Supplied records:
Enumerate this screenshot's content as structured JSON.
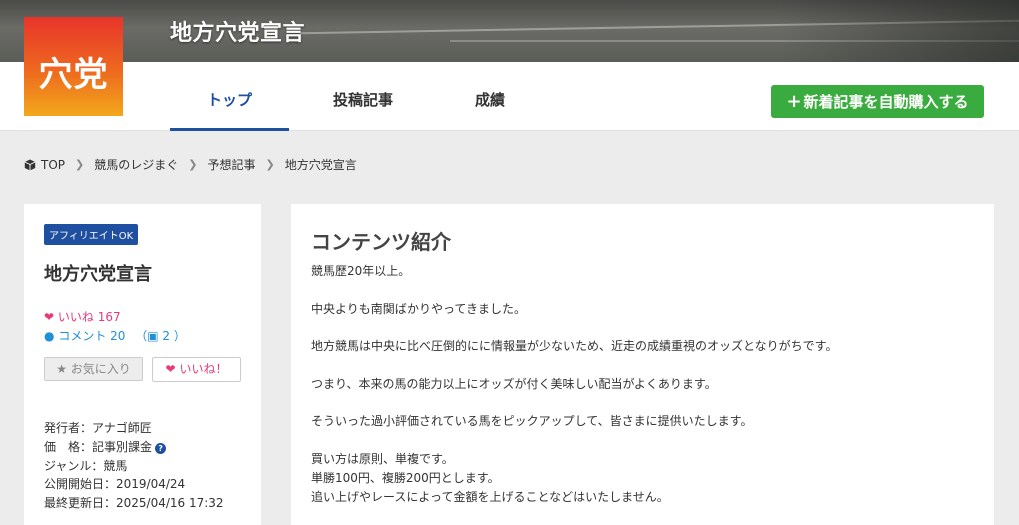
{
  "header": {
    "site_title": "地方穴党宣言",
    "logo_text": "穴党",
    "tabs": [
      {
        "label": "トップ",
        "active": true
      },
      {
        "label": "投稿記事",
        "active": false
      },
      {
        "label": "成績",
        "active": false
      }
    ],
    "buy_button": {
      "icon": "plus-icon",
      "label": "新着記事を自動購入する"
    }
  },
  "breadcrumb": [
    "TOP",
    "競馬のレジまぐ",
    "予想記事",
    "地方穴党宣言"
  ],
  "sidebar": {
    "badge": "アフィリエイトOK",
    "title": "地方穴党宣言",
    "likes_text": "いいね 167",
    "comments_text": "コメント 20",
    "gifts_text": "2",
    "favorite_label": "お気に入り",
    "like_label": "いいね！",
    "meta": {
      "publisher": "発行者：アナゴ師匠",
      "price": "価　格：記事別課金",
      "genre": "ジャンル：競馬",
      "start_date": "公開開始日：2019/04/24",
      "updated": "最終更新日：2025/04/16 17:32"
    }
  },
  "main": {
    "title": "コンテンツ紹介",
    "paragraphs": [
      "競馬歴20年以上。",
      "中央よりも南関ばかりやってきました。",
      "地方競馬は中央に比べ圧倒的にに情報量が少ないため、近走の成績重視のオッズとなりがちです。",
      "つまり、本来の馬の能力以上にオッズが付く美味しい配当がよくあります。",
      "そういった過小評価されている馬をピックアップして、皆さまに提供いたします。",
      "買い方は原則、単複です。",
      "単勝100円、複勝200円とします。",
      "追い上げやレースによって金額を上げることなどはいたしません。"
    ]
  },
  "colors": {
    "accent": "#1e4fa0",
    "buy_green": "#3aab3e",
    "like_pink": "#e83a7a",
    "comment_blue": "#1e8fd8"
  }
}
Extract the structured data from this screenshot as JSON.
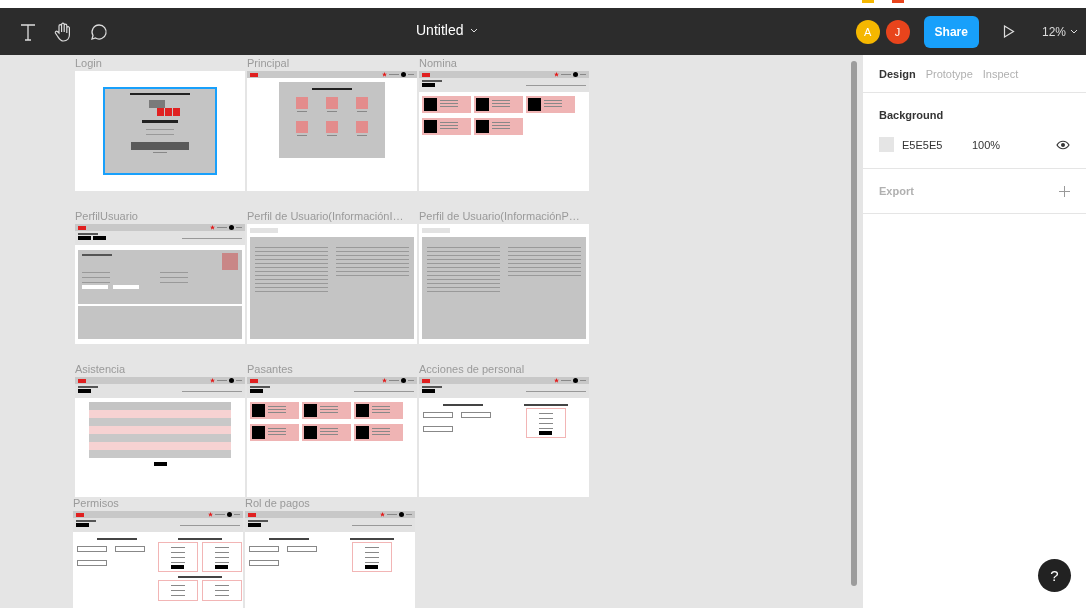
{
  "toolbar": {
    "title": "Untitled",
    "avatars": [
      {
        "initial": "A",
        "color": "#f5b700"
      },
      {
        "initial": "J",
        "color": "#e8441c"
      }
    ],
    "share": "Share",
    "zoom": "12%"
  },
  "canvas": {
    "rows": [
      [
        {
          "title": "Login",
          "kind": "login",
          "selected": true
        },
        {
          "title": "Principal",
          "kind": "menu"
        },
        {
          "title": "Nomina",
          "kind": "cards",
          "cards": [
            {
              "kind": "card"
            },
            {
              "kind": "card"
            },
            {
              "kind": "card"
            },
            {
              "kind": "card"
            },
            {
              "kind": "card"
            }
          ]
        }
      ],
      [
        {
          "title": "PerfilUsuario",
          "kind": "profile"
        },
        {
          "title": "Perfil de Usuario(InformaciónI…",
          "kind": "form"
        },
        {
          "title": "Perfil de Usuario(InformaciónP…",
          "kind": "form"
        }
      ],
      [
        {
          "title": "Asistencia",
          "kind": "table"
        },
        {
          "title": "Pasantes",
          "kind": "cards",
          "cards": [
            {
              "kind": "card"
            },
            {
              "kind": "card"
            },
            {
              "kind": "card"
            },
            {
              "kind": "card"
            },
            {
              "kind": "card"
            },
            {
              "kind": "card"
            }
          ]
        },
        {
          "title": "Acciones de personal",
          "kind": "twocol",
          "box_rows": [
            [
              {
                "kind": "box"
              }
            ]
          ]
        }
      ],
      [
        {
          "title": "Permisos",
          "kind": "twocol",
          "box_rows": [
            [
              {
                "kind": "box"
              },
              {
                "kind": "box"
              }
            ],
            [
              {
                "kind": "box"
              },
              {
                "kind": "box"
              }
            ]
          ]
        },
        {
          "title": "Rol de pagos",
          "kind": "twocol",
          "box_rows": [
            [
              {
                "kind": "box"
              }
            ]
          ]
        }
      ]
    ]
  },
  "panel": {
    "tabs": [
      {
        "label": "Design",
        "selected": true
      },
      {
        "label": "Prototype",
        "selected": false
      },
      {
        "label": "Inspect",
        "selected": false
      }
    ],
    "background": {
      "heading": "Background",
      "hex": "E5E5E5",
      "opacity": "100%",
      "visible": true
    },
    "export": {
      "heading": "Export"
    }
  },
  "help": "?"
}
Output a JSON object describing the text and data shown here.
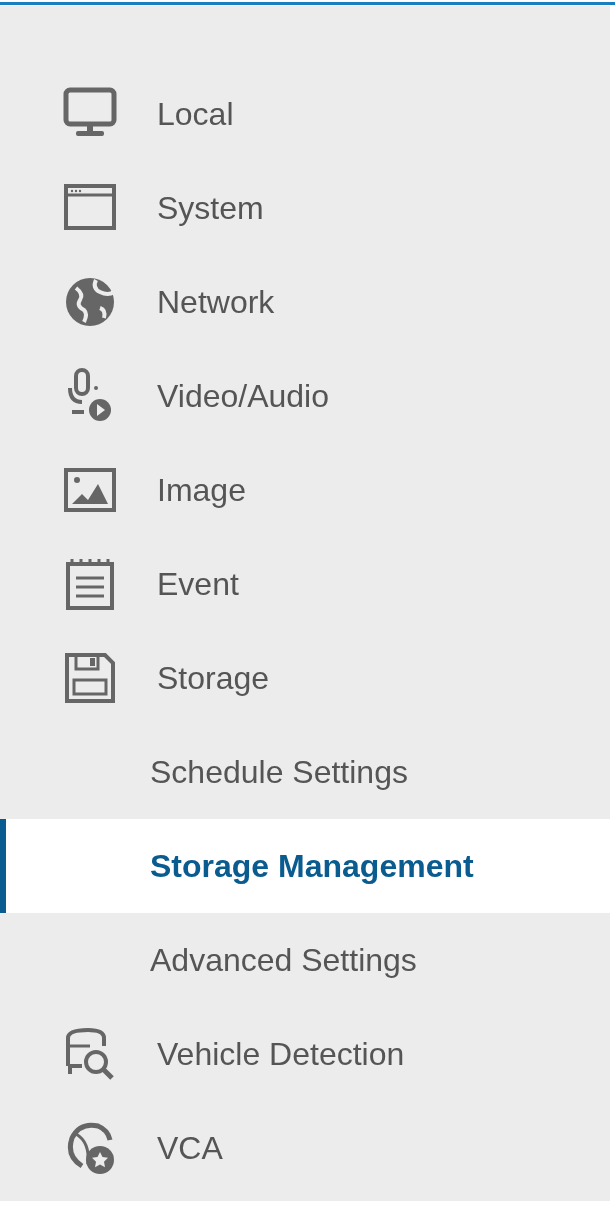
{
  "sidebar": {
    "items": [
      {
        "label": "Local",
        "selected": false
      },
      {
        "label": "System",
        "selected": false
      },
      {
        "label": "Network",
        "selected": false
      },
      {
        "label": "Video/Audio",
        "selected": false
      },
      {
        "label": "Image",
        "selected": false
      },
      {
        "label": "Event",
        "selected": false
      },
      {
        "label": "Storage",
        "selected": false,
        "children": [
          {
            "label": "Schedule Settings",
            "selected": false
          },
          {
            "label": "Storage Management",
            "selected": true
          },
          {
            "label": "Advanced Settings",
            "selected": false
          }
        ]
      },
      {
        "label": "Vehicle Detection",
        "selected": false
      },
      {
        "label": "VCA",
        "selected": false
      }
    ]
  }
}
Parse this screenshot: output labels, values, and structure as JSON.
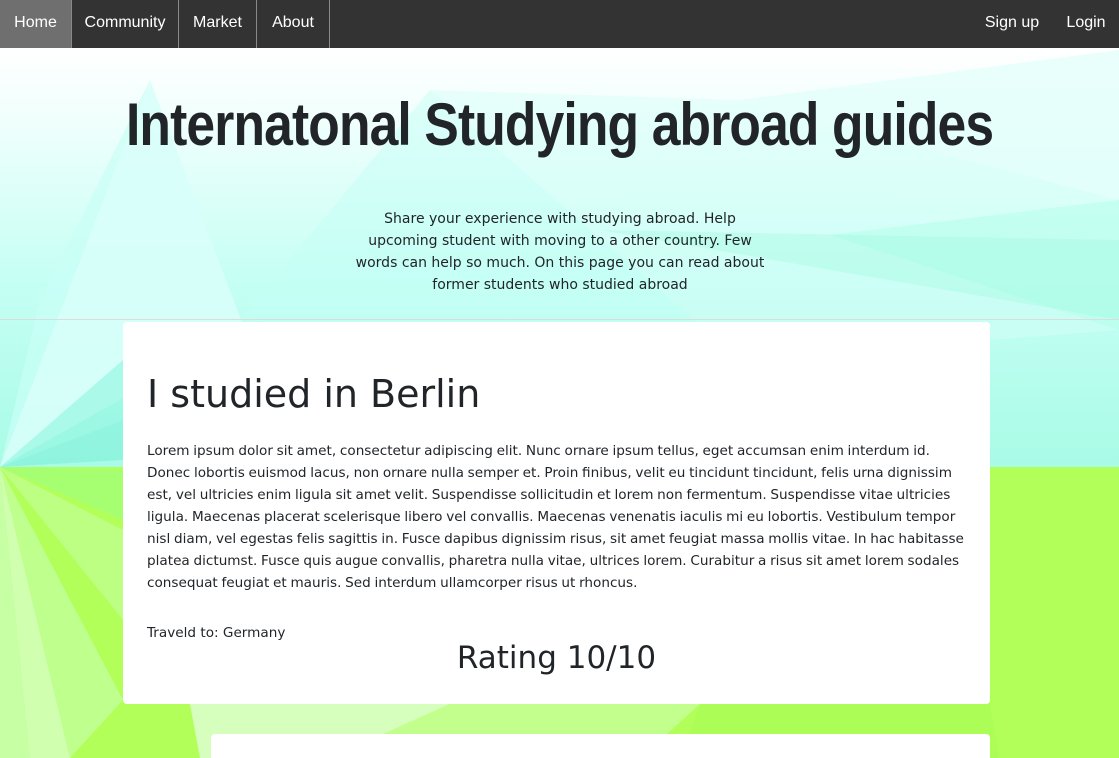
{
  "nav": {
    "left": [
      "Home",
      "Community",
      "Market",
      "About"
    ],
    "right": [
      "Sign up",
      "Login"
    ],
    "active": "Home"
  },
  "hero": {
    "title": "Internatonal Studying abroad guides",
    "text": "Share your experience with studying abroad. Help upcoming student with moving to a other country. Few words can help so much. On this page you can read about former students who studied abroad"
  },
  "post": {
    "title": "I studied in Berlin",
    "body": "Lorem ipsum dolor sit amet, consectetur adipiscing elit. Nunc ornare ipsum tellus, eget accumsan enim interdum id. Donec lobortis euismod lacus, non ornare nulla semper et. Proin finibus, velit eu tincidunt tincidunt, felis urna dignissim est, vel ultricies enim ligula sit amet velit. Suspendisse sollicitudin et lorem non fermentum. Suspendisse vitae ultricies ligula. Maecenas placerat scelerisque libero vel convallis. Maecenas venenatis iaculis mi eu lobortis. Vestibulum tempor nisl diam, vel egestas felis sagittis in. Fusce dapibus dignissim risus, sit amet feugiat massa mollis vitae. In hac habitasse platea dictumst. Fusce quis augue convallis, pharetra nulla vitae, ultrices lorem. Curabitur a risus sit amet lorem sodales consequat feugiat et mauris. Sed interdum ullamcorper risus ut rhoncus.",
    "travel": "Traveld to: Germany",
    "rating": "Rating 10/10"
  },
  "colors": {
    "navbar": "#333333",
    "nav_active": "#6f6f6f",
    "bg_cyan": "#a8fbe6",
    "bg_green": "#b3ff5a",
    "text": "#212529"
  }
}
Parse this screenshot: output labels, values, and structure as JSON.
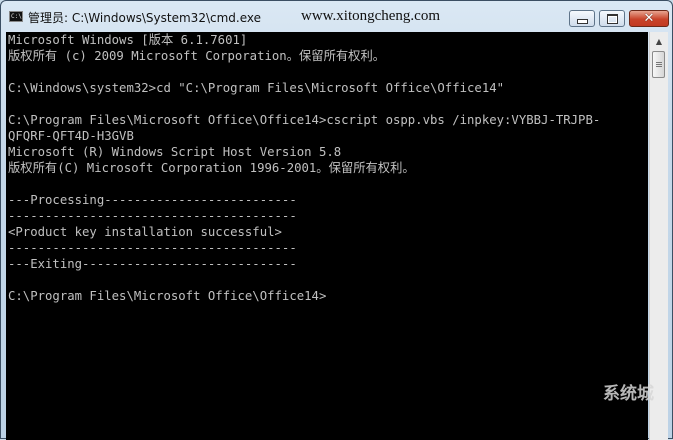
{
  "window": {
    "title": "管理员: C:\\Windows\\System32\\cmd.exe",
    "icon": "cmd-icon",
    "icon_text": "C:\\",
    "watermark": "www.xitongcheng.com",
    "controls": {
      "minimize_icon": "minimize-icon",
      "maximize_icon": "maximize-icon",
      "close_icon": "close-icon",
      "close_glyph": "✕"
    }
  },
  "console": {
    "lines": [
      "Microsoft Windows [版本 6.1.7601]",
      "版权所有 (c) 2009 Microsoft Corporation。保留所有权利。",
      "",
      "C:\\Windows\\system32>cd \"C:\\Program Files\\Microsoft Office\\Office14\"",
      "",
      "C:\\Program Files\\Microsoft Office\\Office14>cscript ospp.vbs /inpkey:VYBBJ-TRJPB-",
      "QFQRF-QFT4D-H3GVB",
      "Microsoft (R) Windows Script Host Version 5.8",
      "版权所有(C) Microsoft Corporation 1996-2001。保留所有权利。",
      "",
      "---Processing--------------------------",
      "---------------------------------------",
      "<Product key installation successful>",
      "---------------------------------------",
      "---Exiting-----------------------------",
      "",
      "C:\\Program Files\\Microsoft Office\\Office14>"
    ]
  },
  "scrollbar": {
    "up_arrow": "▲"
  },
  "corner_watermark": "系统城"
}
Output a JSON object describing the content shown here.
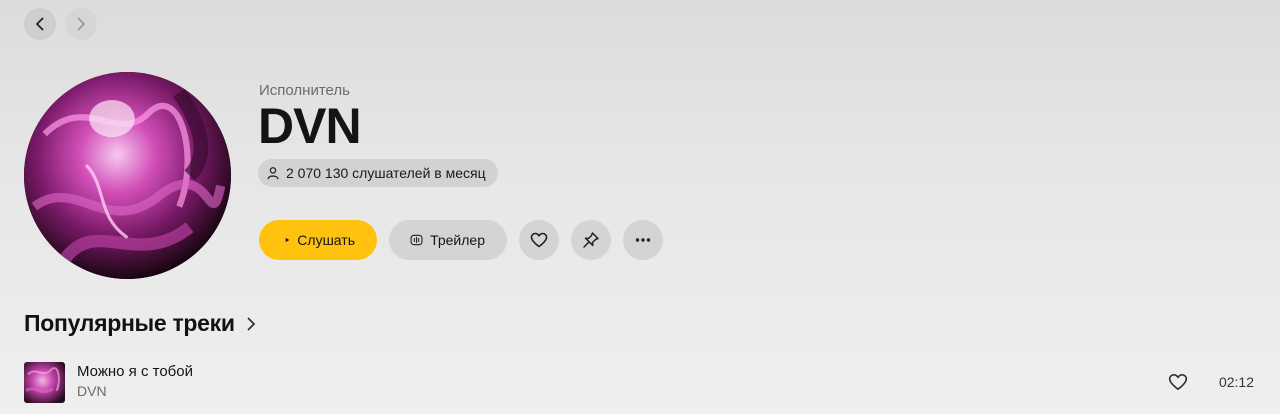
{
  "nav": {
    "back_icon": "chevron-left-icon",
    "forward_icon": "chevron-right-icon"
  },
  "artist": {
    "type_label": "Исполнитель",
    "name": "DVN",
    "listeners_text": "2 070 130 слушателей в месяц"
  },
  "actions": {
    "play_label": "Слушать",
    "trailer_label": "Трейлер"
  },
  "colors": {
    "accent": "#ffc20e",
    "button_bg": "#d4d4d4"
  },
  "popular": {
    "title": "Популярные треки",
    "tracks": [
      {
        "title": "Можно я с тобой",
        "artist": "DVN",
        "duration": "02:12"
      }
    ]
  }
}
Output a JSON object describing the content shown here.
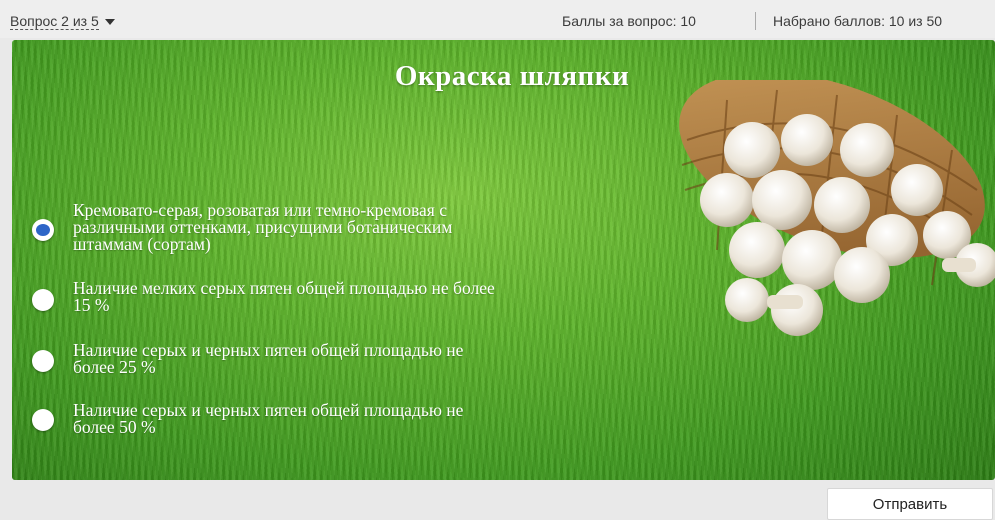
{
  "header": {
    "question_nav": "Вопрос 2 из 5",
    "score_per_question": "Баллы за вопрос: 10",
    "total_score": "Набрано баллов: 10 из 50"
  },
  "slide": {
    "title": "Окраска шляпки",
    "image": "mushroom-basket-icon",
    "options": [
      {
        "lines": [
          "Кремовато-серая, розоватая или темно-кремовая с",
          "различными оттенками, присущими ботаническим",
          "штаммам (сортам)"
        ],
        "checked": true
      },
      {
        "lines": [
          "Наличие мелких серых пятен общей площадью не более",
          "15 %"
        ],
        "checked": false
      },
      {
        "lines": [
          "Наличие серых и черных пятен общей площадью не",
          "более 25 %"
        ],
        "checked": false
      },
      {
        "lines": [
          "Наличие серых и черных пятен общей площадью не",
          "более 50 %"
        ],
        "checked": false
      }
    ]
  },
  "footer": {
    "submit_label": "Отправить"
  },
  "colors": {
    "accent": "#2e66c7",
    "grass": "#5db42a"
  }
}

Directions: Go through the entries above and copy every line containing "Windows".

Exercise solution:
    "title": "管理员: C:\\Windows\\System32\\cmd.exe",
      "Microsoft Windows [版本 6.1.7601]",
      "C:\\Windows\\system32>cd \"C:\\Program Files\\Microsoft Office\\Office14\"",
      "Microsoft (R) Windows Script Host Version 5.8",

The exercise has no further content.